Training a model on data about the world (e.g. Wikipedia, books, articles, papers, etc.) makes it difficult to box, as it's likely to exploit loopholes in the world (e.g. from physics to sociology) based on its evidence. Given this, we could build a one-way model-to-human channel by tasking the model with learning a physics which reliably causes lifelike structures to emerge from noise, before us gleaning insights from the resulting structures in a Voyager-pretending-Earth-is-alien sort of way. Life could be operationalized as entropy-fighting across space (e.g. forming unlikely chunks of matter) and time (e.g. changing in unlikely ways from moment to moment), while the physics to be learned could be modeled by a transformer mapping particle-tokens from one timestep to the next. Local-only interactions could help fight the quadratic attention costs, while particle-tokens could have slots for velocity, momentum, and chemical properties, depending on the targeted level of abstraction.
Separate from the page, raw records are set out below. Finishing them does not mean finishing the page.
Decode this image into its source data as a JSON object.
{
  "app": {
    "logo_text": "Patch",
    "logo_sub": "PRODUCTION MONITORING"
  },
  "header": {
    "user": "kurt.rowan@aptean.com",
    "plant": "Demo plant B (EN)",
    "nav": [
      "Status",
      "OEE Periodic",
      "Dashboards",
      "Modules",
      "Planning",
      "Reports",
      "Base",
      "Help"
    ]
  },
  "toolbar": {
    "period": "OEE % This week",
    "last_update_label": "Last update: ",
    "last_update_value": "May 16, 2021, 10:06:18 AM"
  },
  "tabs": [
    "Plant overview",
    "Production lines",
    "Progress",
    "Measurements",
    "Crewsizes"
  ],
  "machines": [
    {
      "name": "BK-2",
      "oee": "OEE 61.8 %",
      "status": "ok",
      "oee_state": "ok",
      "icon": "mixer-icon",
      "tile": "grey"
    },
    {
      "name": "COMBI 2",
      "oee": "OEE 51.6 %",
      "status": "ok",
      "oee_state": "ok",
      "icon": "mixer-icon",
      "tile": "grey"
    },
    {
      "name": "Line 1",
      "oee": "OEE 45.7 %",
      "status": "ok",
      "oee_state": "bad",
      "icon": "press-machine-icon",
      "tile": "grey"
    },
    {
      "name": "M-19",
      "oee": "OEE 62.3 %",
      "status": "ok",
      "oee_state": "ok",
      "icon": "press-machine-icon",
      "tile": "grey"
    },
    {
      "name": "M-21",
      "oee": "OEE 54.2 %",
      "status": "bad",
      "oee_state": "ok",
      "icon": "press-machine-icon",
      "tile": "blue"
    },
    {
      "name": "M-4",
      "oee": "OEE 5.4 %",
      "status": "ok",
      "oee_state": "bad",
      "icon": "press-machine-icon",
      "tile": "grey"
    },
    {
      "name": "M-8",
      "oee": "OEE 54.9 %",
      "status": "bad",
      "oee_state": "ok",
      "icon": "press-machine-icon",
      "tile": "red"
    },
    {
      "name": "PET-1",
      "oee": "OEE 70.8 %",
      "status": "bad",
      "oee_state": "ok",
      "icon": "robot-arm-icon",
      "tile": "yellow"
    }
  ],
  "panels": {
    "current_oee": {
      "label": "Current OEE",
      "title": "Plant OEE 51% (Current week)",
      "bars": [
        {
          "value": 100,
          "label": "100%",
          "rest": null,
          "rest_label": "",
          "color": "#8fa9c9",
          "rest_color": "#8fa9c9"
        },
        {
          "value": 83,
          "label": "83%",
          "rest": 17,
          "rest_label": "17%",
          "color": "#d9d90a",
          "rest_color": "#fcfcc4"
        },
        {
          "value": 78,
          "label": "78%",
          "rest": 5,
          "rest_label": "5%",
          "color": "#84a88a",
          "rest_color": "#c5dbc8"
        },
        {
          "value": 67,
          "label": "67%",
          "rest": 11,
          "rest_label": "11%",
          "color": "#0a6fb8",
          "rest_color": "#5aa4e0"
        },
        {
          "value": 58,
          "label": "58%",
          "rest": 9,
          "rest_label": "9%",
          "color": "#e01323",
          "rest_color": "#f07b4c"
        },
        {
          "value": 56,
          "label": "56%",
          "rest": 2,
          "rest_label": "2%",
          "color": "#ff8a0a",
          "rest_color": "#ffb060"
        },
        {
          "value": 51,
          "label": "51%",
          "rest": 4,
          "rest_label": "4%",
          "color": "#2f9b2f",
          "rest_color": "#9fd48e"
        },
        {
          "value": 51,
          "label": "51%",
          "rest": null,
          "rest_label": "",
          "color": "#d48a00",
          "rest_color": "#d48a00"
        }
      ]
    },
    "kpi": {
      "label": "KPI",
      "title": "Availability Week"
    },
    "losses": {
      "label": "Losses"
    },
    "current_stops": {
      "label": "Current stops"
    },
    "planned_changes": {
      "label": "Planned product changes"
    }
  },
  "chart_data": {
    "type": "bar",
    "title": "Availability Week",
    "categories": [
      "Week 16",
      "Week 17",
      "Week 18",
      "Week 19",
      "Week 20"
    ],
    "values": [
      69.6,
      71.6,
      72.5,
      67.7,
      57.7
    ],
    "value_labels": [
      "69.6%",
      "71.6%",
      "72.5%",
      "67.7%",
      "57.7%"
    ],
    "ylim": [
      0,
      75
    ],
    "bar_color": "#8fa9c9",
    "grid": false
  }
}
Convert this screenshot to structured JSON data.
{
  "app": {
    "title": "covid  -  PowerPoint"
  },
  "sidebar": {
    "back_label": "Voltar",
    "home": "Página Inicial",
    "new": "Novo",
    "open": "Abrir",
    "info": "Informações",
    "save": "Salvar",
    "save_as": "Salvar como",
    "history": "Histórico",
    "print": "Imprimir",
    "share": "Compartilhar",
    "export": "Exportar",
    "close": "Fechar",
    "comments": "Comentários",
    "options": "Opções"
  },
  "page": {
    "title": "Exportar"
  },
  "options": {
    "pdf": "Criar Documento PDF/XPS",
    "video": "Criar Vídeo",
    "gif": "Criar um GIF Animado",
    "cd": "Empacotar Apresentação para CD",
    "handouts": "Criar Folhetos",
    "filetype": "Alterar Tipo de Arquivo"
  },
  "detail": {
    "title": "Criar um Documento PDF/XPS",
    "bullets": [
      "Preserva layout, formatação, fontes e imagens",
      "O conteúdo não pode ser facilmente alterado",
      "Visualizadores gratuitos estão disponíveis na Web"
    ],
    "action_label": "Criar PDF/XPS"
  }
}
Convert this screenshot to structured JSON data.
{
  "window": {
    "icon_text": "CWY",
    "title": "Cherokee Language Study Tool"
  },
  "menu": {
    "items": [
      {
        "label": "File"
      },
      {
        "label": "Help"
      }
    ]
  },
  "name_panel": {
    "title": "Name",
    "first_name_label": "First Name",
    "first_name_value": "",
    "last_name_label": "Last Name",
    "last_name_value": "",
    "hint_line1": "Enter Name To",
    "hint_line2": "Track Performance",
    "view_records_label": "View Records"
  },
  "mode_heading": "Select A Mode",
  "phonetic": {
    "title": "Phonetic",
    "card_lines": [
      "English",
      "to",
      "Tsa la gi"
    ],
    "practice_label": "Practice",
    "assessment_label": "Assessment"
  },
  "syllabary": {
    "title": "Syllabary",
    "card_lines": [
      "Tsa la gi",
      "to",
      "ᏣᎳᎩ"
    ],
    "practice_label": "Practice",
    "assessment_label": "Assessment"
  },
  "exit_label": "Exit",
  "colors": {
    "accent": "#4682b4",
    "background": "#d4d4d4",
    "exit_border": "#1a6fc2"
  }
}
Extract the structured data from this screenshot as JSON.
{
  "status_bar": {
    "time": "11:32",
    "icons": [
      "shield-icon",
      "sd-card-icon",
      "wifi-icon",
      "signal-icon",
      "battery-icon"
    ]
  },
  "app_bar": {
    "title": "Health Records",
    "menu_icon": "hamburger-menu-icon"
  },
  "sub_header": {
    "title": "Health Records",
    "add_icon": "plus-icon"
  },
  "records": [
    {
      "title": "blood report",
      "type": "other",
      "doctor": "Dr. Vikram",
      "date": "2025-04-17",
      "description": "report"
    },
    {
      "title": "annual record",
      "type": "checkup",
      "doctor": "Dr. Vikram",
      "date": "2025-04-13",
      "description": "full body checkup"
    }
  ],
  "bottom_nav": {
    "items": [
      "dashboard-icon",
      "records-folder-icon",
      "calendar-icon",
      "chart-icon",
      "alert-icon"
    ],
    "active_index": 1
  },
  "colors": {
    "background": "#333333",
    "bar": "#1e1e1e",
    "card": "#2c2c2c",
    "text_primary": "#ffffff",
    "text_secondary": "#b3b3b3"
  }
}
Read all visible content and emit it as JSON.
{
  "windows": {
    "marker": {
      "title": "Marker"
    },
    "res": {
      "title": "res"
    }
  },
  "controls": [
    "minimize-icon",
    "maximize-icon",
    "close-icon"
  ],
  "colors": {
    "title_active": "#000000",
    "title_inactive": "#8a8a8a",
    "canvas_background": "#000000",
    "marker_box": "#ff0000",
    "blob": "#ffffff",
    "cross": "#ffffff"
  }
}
At the moment, I think this is not a particularly promising frame, for two main reasons. First, it might be very difficult to try to understand the emerging aliens beyond mathematical formalism which might as well be framed as a narrow AI task. Second, existing ML models seem to exhibit enough alienness for people to find it insightful to probe them for hours, intentionally going for more alienness might make it no more practical than an Oujia board.